water pump
The arsenic treatment facility on Moffat Boulevard in 2013 may have been among water system improvements the city funded by borrowing against growth fees collected to address traffic issues that growth created.

It was straight talk.

A citizen at Tuesday’s meeting inquired why the Bulletin had reported the likelihood water rate increases at least 20 percent were on the way even before a rate study being commissioned by the city is done.

Mayor Ben Cantu minced no words.

“What will appear to be a massive rate increase will be a massive rate increase because we are making up for decades of no rate increases,” Cantu said.

The potential for a minimum 20 percent minimal rate increase was based on:

*a rate hike of 18 percent a previous council adopted to implement in 2008 over a four-year period but then opted to not implement the phased in rate hikes.

*a $16.2 million water fund deficit projected when the fiscal year ends June 30.

*the need to pay for day-to-day maintenance and operation costs going forward.

*the replacement of aging pipelines and other system components over the coming years

*system improvements needed to accommodate growth including possibly the second phase of the Nick DeGroot South San Joaquin Surface Water Treatment Plant.

The $16.2 million deficit that has to be paid back as it is money owed to other accounts — that was borrowed to pay for water projects and operations — in its self is staggering.

If the city had 30,000 water users to spread that across, it would come to $540 per customer. That doesn’t factor in interest owed.

The need to get a rate increase in place to help stop the bleed is underscored by action the City Council took Tuesday.

They hired HyrdroScience Engineers for close to $1 million to:

*do an interim water rate study.

*do a final water rate study.

*develop a citywide water masterplan.

*develop a website and use social media to keep the public updated.

When all is said and done the city expects they could spend close to $2.7 million on required rates and studies without paying for daily operations or paying back money. The remainder of money is needed to prepare environmental, grant, and preliminary engineering documents. Any remaining budget not spent will be returned to the appropriate fund at the conclusion of the project.

Water rates haven’t increased in Manteca since 2008. 

The game plan is for an interim rate hike to be brought back to the council to address maintenance and operations as well as paying back the $16.2 million.

Meanwhile a thorough study of city needs will outlined in a water master plan being developed will involve expensive capital improvement projects such as well and pipeline replacement.

That will lead to a final rate hike that will be wedded to the interim rate hike.

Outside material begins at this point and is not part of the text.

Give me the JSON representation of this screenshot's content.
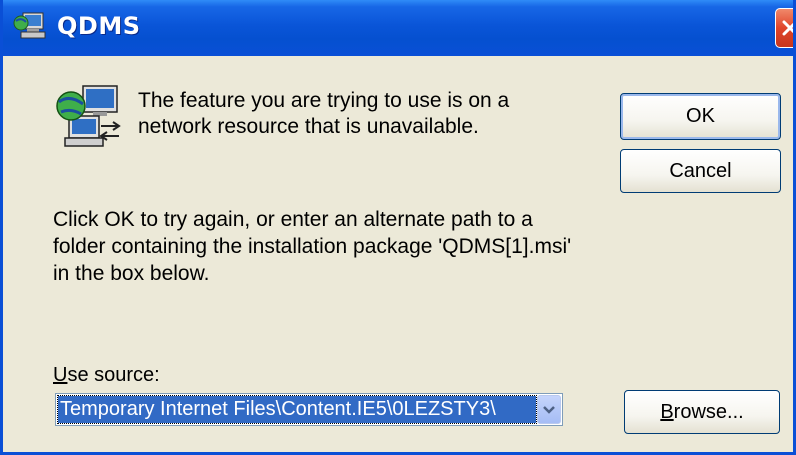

Several council members Tuesday made it clear that it is still a long way from determining a rate but whatever it ends up being they would be in favor of phasing it in over multiple years to soften the financial blow to water users.

“Essentially we robbed Peter to pay Paul and we need paid Paul back,” Cantu said of the $16.2 million.

The practice started long before the current council. It also appears staff  that has long since departed municipal employment never made previous councils aware of what they were doing.
Staff indicated Tuesday that the bulk of the money was borrowed from growth fees to fund road projects that growth created the need for.

That may help explain why the city now has a funding shortfall for the McKinley Avenue interchanges as well as how promised projects such as traffic signals at Woodward Avenue and Main Street were budgeted and then dropped over the years.


To contact Dennis Wyatt, email